[Component data from apps and pages]
*** Block opens ***

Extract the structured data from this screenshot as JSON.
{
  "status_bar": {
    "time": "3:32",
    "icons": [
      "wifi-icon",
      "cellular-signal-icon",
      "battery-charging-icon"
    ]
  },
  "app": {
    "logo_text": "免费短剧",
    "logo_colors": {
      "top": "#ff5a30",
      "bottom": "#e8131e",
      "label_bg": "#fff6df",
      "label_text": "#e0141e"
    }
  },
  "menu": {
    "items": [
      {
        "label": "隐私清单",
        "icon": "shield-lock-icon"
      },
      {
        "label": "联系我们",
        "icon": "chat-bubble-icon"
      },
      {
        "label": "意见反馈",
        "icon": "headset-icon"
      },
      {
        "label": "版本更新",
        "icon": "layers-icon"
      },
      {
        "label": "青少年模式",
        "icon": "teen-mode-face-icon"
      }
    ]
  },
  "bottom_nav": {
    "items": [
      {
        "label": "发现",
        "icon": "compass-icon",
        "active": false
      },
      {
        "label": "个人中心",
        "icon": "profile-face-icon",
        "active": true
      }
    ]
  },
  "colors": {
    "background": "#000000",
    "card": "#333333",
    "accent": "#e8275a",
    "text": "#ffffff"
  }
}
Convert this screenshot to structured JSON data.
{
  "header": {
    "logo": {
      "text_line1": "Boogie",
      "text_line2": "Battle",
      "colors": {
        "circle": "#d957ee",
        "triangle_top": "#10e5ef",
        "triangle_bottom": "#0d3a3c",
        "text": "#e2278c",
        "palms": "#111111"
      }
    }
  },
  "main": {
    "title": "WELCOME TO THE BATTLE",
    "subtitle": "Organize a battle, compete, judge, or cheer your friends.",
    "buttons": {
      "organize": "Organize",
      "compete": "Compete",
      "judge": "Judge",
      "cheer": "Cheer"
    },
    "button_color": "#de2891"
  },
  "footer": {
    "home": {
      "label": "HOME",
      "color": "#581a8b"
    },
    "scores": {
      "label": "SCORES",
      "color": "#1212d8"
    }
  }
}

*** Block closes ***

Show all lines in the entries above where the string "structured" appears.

■ Output of the exercise
Extract the structured data from this screenshot as JSON.
Convert this screenshot to structured JSON data.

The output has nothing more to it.